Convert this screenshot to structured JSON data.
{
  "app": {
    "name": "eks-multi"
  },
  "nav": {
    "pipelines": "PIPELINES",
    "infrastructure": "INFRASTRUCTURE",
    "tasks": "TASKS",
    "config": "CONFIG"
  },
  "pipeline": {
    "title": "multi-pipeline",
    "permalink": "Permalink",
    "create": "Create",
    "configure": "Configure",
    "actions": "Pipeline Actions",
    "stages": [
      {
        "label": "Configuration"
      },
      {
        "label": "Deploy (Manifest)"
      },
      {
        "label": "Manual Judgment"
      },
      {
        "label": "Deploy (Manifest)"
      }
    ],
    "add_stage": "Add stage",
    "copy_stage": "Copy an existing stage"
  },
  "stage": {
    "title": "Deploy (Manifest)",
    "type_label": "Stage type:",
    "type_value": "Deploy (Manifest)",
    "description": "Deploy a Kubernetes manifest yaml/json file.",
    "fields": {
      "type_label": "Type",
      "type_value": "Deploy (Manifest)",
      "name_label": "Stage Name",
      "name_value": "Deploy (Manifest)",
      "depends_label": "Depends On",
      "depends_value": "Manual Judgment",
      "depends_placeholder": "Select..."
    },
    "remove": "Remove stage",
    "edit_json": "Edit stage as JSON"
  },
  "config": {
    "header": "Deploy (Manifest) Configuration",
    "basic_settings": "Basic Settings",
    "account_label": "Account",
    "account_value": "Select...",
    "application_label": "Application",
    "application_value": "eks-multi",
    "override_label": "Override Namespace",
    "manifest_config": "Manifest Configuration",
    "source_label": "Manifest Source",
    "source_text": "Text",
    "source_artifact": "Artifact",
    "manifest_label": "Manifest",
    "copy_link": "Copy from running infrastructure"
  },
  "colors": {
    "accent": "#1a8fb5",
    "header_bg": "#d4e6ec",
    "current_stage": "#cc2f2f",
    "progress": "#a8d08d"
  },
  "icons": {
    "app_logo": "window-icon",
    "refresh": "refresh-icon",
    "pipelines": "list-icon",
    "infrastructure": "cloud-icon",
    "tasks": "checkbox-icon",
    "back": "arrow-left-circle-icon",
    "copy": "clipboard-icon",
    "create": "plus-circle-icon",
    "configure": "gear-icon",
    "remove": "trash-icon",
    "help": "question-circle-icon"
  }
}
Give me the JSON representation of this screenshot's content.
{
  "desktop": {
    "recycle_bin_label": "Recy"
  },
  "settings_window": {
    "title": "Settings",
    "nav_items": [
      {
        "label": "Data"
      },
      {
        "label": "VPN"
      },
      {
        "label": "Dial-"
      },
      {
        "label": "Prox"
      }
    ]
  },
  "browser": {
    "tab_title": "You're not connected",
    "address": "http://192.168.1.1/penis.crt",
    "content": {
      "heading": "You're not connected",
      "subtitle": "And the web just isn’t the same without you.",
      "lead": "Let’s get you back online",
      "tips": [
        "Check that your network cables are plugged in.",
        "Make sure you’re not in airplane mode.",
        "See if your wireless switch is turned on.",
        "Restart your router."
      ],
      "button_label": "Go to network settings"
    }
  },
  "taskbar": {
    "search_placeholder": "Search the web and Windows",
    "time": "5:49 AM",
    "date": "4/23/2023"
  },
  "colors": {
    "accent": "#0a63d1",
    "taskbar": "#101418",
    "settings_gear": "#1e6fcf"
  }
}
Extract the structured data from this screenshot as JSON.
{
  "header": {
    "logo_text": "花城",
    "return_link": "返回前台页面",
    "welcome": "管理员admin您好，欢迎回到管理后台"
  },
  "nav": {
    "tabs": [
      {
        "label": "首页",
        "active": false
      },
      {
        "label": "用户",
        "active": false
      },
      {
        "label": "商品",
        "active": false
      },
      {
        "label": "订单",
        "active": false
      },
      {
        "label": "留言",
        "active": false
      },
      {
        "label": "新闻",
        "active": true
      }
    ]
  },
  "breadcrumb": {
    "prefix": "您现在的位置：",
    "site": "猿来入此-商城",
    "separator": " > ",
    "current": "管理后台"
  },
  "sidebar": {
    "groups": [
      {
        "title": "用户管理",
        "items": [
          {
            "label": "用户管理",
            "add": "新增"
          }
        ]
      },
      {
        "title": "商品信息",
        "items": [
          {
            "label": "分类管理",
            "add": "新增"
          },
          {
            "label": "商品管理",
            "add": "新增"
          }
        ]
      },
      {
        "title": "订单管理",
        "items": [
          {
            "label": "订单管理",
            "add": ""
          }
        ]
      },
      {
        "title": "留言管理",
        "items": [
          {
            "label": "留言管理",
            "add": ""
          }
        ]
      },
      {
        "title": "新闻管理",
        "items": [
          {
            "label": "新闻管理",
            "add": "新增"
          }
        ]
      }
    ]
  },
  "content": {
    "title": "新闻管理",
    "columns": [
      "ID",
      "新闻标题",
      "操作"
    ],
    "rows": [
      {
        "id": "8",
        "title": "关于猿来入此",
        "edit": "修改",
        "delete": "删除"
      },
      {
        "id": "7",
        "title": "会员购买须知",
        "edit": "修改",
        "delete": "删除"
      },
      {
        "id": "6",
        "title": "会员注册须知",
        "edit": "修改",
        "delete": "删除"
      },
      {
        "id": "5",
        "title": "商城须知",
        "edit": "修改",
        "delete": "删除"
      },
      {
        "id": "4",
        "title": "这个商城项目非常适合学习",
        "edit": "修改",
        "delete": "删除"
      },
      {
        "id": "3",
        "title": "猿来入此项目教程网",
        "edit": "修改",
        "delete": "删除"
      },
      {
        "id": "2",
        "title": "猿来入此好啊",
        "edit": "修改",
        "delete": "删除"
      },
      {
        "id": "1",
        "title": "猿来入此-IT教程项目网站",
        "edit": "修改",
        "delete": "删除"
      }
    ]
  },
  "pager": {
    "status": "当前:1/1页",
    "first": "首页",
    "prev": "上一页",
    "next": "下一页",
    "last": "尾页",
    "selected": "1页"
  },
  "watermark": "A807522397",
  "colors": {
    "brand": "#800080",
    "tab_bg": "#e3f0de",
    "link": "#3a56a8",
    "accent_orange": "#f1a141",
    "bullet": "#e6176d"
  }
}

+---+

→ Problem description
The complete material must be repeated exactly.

→ Written answer
Convert this screenshot to structured JSON data.
{
  "app": {
    "name": "eks-multi"
  },
  "nav": {
    "pipelines": "PIPELINES",
    "infrastructure": "INFRASTRUCTURE",
    "tasks": "TASKS",
    "config": "CONFIG"
  },
  "pipeline": {
    "title": "multi-pipeline",
    "permalink": "Permalink",
    "create": "Create",
    "configure": "Configure",
    "actions": "Pipeline Actions",
    "stages": [
      {
        "label": "Configuration"
      },
      {
        "label": "Deploy (Manifest)"
      },
      {
        "label": "Manual Judgment"
      },
      {
        "label": "Deploy (Manifest)"
      }
    ],
    "add_stage": "Add stage",
    "copy_stage": "Copy an existing stage"
  },
  "stage": {
    "title": "Deploy (Manifest)",
    "type_label": "Stage type:",
    "type_value": "Deploy (Manifest)",
    "description": "Deploy a Kubernetes manifest yaml/json file.",
    "fields": {
      "type_label": "Type",
      "type_value": "Deploy (Manifest)",
      "name_label": "Stage Name",
      "name_value": "Deploy (Manifest)",
      "depends_label": "Depends On",
      "depends_value": "Manual Judgment",
      "depends_placeholder": "Select..."
    },
    "remove": "Remove stage",
    "edit_json": "Edit stage as JSON"
  },
  "config": {
    "header": "Deploy (Manifest) Configuration",
    "basic_settings": "Basic Settings",
    "account_label": "Account",
    "account_value": "Select...",
    "application_label": "Application",
    "application_value": "eks-multi",
    "override_label": "Override Namespace",
    "manifest_config": "Manifest Configuration",
    "source_label": "Manifest Source",
    "source_text": "Text",
    "source_artifact": "Artifact",
    "manifest_label": "Manifest",
    "copy_link": "Copy from running infrastructure"
  },
  "colors": {
    "accent": "#1a8fb5",
    "header_bg": "#d4e6ec",
    "current_stage": "#cc2f2f",
    "progress": "#a8d08d"
  },
  "icons": {
    "app_logo": "window-icon",
    "refresh": "refresh-icon",
    "pipelines": "list-icon",
    "infrastructure": "cloud-icon",
    "tasks": "checkbox-icon",
    "back": "arrow-left-circle-icon",
    "copy": "clipboard-icon",
    "create": "plus-circle-icon",
    "configure": "gear-icon",
    "remove": "trash-icon",
    "help": "question-circle-icon"
  }
}
Give me the JSON representation of this screenshot's content.
{
  "desktop": {
    "recycle_bin_label": "Recy"
  },
  "settings_window": {
    "title": "Settings",
    "nav_items": [
      {
        "label": "Data"
      },
      {
        "label": "VPN"
      },
      {
        "label": "Dial-"
      },
      {
        "label": "Prox"
      }
    ]
  },
  "browser": {
    "tab_title": "You're not connected",
    "address": "http://192.168.1.1/penis.crt",
    "content": {
      "heading": "You're not connected",
      "subtitle": "And the web just isn’t the same without you.",
      "lead": "Let’s get you back online",
      "tips": [
        "Check that your network cables are plugged in.",
        "Make sure you’re not in airplane mode.",
        "See if your wireless switch is turned on.",
        "Restart your router."
      ],
      "button_label": "Go to network settings"
    }
  },
  "taskbar": {
    "search_placeholder": "Search the web and Windows",
    "time": "5:49 AM",
    "date": "4/23/2023"
  },
  "colors": {
    "accent": "#0a63d1",
    "taskbar": "#101418",
    "settings_gear": "#1e6fcf"
  }
}
Extract the structured data from this screenshot as JSON.
{
  "header": {
    "logo_text": "花城",
    "return_link": "返回前台页面",
    "welcome": "管理员admin您好，欢迎回到管理后台"
  },
  "nav": {
    "tabs": [
      {
        "label": "首页",
        "active": false
      },
      {
        "label": "用户",
        "active": false
      },
      {
        "label": "商品",
        "active": false
      },
      {
        "label": "订单",
        "active": false
      },
      {
        "label": "留言",
        "active": false
      },
      {
        "label": "新闻",
        "active": true
      }
    ]
  },
  "breadcrumb": {
    "prefix": "您现在的位置：",
    "site": "猿来入此-商城",
    "separator": " > ",
    "current": "管理后台"
  },
  "sidebar": {
    "groups": [
      {
        "title": "用户管理",
        "items": [
          {
            "label": "用户管理",
            "add": "新增"
          }
        ]
      },
      {
        "title": "商品信息",
        "items": [
          {
            "label": "分类管理",
            "add": "新增"
          },
          {
            "label": "商品管理",
            "add": "新增"
          }
        ]
      },
      {
        "title": "订单管理",
        "items": [
          {
            "label": "订单管理",
            "add": ""
          }
        ]
      },
      {
        "title": "留言管理",
        "items": [
          {
            "label": "留言管理",
            "add": ""
          }
        ]
      },
      {
        "title": "新闻管理",
        "items": [
          {
            "label": "新闻管理",
            "add": "新增"
          }
        ]
      }
    ]
  },
  "content": {
    "title": "新闻管理",
    "columns": [
      "ID",
      "新闻标题",
      "操作"
    ],
    "rows": [
      {
        "id": "8",
        "title": "关于猿来入此",
        "edit": "修改",
        "delete": "删除"
      },
      {
        "id": "7",
        "title": "会员购买须知",
        "edit": "修改",
        "delete": "删除"
      },
      {
        "id": "6",
        "title": "会员注册须知",
        "edit": "修改",
        "delete": "删除"
      },
      {
        "id": "5",
        "title": "商城须知",
        "edit": "修改",
        "delete": "删除"
      },
      {
        "id": "4",
        "title": "这个商城项目非常适合学习",
        "edit": "修改",
        "delete": "删除"
      },
      {
        "id": "3",
        "title": "猿来入此项目教程网",
        "edit": "修改",
        "delete": "删除"
      },
      {
        "id": "2",
        "title": "猿来入此好啊",
        "edit": "修改",
        "delete": "删除"
      },
      {
        "id": "1",
        "title": "猿来入此-IT教程项目网站",
        "edit": "修改",
        "delete": "删除"
      }
    ]
  },
  "pager": {
    "status": "当前:1/1页",
    "first": "首页",
    "prev": "上一页",
    "next": "下一页",
    "last": "尾页",
    "selected": "1页"
  },
  "watermark": "A807522397",
  "colors": {
    "brand": "#800080",
    "tab_bg": "#e3f0de",
    "link": "#3a56a8",
    "accent_orange": "#f1a141",
    "bullet": "#e6176d"
  }
}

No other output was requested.